··· Data ···

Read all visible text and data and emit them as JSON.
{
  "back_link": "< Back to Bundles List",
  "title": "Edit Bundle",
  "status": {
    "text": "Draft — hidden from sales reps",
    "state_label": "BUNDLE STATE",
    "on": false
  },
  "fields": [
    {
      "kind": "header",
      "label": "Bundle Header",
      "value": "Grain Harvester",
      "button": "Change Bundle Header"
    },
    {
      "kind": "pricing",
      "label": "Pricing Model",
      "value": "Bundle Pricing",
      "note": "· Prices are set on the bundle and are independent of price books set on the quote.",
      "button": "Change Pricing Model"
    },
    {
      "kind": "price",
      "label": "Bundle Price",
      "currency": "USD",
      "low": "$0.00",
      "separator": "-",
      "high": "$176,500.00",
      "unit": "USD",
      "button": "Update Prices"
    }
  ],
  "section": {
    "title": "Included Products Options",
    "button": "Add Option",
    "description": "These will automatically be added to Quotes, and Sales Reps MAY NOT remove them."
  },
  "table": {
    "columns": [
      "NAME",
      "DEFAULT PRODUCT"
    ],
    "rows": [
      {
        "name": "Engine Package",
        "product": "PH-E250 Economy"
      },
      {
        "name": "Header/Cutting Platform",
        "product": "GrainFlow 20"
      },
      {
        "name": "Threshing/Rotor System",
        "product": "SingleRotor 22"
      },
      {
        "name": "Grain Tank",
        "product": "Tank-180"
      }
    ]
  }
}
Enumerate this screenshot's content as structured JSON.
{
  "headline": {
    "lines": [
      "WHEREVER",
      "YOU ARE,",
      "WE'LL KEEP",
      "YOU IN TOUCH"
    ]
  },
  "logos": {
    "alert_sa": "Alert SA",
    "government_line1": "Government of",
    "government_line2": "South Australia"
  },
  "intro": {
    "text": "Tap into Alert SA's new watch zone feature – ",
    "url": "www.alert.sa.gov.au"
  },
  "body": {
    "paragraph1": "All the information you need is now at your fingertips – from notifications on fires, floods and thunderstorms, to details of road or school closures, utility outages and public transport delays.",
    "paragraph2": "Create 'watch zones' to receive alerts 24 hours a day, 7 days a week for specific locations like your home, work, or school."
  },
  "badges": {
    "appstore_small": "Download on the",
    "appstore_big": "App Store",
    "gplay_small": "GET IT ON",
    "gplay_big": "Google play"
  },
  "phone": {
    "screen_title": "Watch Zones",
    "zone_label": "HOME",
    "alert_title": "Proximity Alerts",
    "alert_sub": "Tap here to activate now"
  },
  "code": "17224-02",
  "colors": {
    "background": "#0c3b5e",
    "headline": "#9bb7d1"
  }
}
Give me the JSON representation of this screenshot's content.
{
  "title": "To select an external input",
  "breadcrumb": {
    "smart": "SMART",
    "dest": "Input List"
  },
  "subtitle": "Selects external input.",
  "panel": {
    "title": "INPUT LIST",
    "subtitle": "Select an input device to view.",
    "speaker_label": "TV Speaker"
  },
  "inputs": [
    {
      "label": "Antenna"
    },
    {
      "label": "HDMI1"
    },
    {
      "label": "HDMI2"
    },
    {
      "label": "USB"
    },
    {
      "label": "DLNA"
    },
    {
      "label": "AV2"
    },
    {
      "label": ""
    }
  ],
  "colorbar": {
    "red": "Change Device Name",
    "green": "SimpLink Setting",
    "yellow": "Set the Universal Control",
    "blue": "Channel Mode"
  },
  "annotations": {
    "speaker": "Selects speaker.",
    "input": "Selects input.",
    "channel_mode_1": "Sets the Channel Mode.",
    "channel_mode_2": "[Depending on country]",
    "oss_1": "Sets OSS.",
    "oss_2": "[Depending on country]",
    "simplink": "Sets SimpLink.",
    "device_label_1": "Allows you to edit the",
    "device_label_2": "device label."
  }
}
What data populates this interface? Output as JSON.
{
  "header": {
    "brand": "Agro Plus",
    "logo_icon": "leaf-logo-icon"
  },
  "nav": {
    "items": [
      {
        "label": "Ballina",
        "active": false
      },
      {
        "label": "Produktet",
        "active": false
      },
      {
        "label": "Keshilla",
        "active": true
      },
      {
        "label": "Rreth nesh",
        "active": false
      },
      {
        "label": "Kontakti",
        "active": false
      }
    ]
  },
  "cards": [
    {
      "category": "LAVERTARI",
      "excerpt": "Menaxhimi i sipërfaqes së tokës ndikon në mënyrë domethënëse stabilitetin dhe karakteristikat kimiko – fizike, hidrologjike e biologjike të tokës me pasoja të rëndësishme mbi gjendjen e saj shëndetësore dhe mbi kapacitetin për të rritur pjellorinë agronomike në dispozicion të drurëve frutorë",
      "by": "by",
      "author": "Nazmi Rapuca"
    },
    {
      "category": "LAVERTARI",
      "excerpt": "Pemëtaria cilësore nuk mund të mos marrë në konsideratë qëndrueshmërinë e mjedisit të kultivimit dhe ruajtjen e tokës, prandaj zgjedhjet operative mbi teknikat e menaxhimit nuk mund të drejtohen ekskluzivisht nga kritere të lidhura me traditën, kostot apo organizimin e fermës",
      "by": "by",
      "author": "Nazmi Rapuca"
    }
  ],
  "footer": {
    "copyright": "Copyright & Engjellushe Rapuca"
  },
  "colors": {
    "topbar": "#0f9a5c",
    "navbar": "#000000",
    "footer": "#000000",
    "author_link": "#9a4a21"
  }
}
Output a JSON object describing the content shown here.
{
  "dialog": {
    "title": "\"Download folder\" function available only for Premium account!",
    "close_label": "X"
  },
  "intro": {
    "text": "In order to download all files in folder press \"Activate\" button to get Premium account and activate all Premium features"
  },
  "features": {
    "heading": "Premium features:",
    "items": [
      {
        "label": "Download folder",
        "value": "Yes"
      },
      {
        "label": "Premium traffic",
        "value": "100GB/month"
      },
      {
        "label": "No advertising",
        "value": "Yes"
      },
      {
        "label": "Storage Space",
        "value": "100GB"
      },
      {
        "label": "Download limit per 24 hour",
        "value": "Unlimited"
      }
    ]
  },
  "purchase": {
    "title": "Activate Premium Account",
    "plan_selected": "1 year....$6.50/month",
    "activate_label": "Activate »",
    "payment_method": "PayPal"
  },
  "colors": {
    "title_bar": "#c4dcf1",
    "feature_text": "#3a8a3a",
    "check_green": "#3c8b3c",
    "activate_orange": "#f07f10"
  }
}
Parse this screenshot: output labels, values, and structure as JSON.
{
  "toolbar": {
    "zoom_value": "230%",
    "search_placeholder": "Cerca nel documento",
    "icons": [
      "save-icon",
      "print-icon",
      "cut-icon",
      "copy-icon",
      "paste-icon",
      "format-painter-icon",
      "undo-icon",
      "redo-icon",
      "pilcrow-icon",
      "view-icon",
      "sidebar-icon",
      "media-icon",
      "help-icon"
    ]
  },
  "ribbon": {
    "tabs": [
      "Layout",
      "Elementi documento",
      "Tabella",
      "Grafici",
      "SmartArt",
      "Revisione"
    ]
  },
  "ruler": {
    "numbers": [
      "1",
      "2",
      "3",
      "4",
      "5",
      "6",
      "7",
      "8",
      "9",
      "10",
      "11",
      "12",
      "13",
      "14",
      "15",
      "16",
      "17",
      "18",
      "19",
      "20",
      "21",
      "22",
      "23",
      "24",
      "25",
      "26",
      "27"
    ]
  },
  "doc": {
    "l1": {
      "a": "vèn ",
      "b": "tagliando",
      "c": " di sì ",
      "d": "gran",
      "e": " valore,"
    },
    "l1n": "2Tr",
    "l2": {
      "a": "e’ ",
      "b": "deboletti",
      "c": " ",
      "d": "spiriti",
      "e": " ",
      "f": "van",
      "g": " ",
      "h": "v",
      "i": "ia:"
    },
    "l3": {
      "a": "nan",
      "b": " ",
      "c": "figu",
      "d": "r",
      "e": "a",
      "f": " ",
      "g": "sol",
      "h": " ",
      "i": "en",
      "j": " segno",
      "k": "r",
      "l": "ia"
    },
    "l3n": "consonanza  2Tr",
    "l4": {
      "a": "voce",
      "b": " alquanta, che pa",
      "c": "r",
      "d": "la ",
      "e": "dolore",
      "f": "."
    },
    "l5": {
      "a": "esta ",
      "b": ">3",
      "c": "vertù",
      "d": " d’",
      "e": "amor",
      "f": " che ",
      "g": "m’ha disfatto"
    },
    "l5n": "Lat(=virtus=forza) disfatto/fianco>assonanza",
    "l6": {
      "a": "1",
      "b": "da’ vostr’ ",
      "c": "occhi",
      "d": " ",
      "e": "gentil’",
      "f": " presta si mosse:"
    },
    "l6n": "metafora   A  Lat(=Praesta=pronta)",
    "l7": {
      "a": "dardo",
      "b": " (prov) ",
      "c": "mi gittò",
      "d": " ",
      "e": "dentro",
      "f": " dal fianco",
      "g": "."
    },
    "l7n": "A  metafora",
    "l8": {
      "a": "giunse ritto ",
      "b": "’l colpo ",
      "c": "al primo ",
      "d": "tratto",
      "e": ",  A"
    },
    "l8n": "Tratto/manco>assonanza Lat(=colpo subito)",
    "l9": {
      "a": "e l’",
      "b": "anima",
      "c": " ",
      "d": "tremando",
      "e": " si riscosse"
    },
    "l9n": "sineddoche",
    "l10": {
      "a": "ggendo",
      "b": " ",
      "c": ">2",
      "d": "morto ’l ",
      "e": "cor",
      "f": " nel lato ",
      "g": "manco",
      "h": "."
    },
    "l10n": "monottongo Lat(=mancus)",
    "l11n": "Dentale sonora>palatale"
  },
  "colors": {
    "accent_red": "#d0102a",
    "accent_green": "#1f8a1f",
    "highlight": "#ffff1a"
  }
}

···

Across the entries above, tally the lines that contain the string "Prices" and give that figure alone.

Answer to this exercise =
2